"The bad news is that wage growth hasn't come down as much as it needs to and inflation hasn't come down as much as it needs to," Ozimek said. "But [this report] will give the Fed comfort that the labor market isn't rapidly headed towards recession."
The ever-higher borrowing costs the Fed has engineered have weakened some key sectors of the economy, notably the housing market. Pounded by higher mortgage rates, sales of existing homes were down a sharp 22% in March from a year earlier. Investment in housing has cratered over the past year.
America's factories are slumping, too. An index produced by the Institute for Supply Management, an organization of purchasing managers, has signaled a contraction in manufacturing for six straight months.
Even consumers, who drive about 70% of economic activity and who have been spending healthily since the pandemic recession ended three years ago, are showing signs of exhaustion: Retail sales fell in February and March after having begun the year with a bang.
As the Fed has raised rates -- 10 consecutive increases since March 2022 -- inflation has slowed from a year-over-year peak of 9.1% last June to 5% in March. That's still well above the Fed's 2% target. But it may signify enough progress, along with signs that the job market is decelerating, to persuade the central bank to pause its rate increases.

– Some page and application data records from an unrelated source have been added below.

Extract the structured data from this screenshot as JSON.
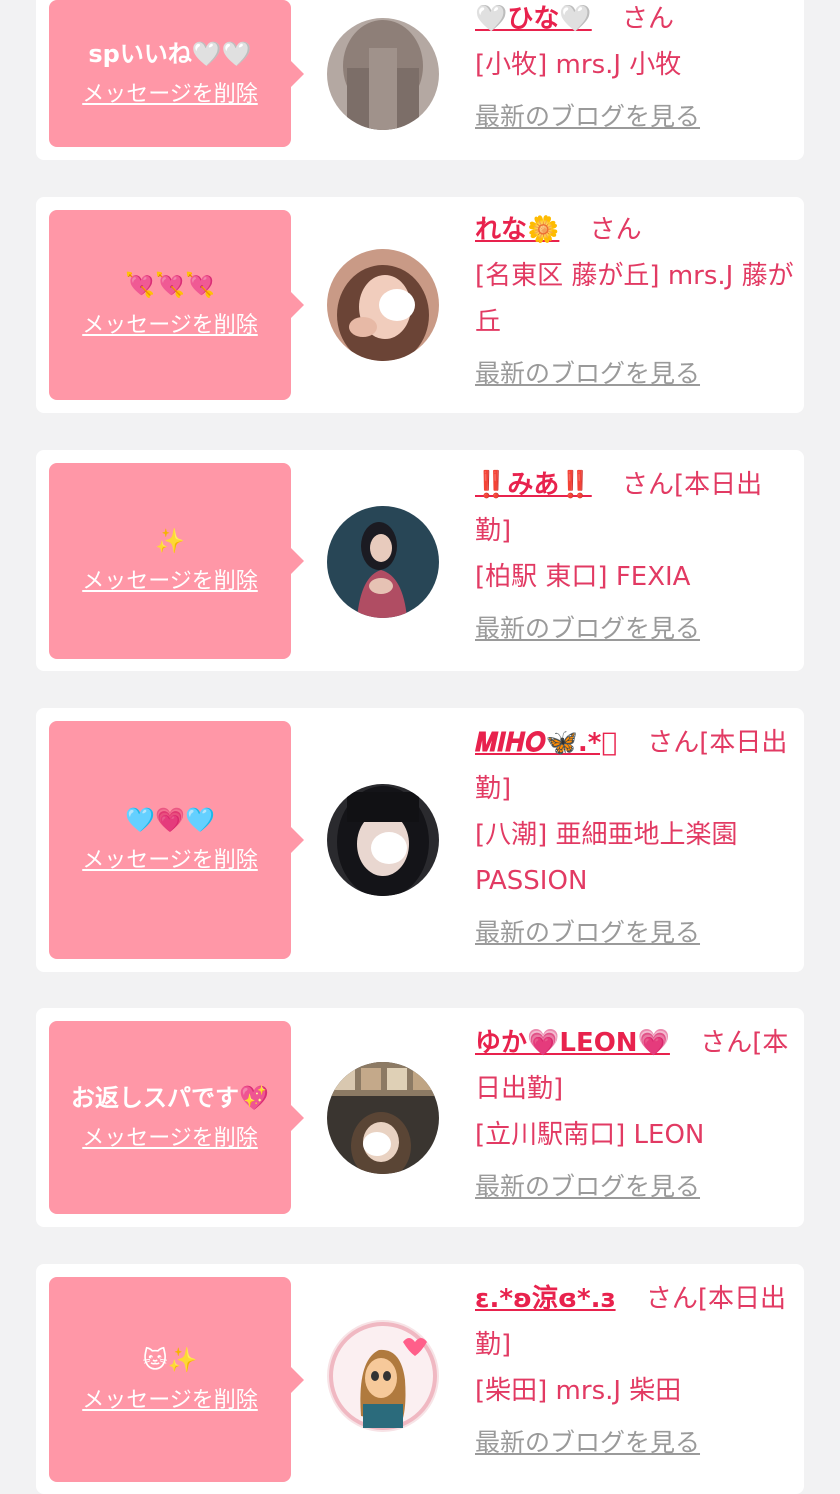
{
  "colors": {
    "background": "#f2f2f3",
    "card": "#ffffff",
    "bubble": "#ff97a7",
    "name": "#e8224d",
    "shop": "#e23a63",
    "blog_link": "#9a9a9a"
  },
  "delete_label": "メッセージを削除",
  "blog_label": "最新のブログを見る",
  "items": [
    {
      "message": "spいいね🤍🤍",
      "name": "🤍ひな🤍",
      "suffix": "さん",
      "shop": "[小牧] mrs.J 小牧",
      "delete_label": "メッセージを削除",
      "blog_label": "最新のブログを見る"
    },
    {
      "message": "💘💘💘",
      "name": "れな🌼",
      "suffix": "さん",
      "shop": "[名東区 藤が丘] mrs.J 藤が丘",
      "delete_label": "メッセージを削除",
      "blog_label": "最新のブログを見る"
    },
    {
      "message": "✨",
      "name": "‼️みあ‼️",
      "suffix": "さん[本日出勤]",
      "shop": "[柏駅 東口] FEXIA",
      "delete_label": "メッセージを削除",
      "blog_label": "最新のブログを見る"
    },
    {
      "message": "🩵💗🩵",
      "name": "𝑴𝑰𝑯𝑶🦋.*ﾟ",
      "suffix": "さん[本日出勤]",
      "shop": "[八潮] 亜細亜地上楽園PASSION",
      "delete_label": "メッセージを削除",
      "blog_label": "最新のブログを見る"
    },
    {
      "message": "お返しスパです💖",
      "name": "ゆか💗LEON💗",
      "suffix": "さん[本日出勤]",
      "shop": "[立川駅南口] LEON",
      "delete_label": "メッセージを削除",
      "blog_label": "最新のブログを見る"
    },
    {
      "message": "🐱✨",
      "name": "ε.*ʚ涼ɞ*.з",
      "suffix": "さん[本日出勤]",
      "shop": "[柴田] mrs.J 柴田",
      "delete_label": "メッセージを削除",
      "blog_label": "最新のブログを見る"
    }
  ]
}
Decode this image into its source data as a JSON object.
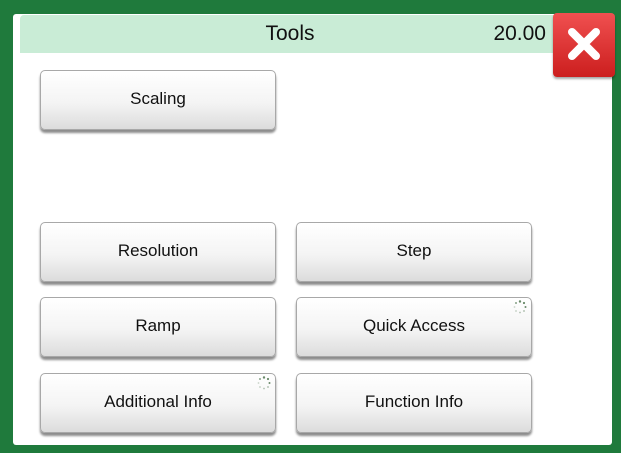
{
  "header": {
    "title": "Tools",
    "value": "20.00"
  },
  "close": {
    "icon": "close-icon",
    "color": "#e02a2a"
  },
  "buttons": {
    "scaling": "Scaling",
    "resolution": "Resolution",
    "step": "Step",
    "ramp": "Ramp",
    "quick_access": "Quick Access",
    "additional_info": "Additional Info",
    "function_info": "Function Info"
  },
  "colors": {
    "frame": "#1f7a3c",
    "titlebar": "#c9ecd6"
  }
}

"Everything's moving in the right direction," said Tom Garretson, senior portfolio strategist at RBC Wealth Management. "The Fed's probably done enough."
The Fed's rate increases are hardly the economy's only headwind. Congressional Republicans are threatening to let the federal government default on its debt, by refusing to raise the limit on what it can borrow, if Democrats don't accept sharp cuts in federal spending. A first-ever default on the federal debt would shatter the market for U.S. Treasurys -- the world's biggest -- and possibly cause a global financial crisis.
Since March, America's financial system has been rattled by three of the four biggest bank failures in U.S. history. Worried that jittery depositors will withdraw their money, banks are likely to reduce lending to conserve cash. Multiplied across the banking industry, that trend could cause a credit crunch that would hobble the economy.
Several big technology companies, including Google and Amazon, have announced layoffs this year. Such job cuts, though, haven't been widespread enough across the economy to raise the U.S. unemployment rate or the number of people applying for unemployment benefits. One reason is that many tech workers who lost their jobs have quickly landed new ones.
Pinnacol Assurance, a workers' compensation insurance firm in Denver, has hired 100 people over the past year and now has a staff of about 700. Some of the newcomers to Pinnacol had been laid off by technology companies.
"They're double-dipping," said Tim Johnson, the firm's human resources chief. "They're getting severance, and they're getting a paycheck."
Mike Trepper, chief executive officer at Pasco Kids First in New Port Richey, Fla., agreed that a sizable number of job seekers still "have many options."
His nonprofit, which helps child abuse victims, recently lost two employees, including a therapist who took a higher-paying job in private practice.
Some employers, though, report signs that labor shortages might be starting to ease. Gaston Curk, co-founder of OSM Worldwide, an e-commerce parcel carrier based in Glendale Heights, Ill., has seen a 55% increase in applicants for open positions over the past six months.
Curk attributed the increase, in part, to more people reentering the labor market as well as an increase in the company's starting pay.
Lisa Mason, another Pinnacol human resources executive, has noticed that workers aren't quite as willing to change jobs as they were a few months ago.
"We are seeing individuals not jumping as much as we had previously seen," she said. "They're strapping in a little bit to see what's happening in the market, what's going on with the economy."
Information for this article was contributed by Paul Wiseman and Anne D'Innocenzio of The Associated Press, Lauren Kaori Gurley of The Washington Post and Lydia DePillis of The New York Times.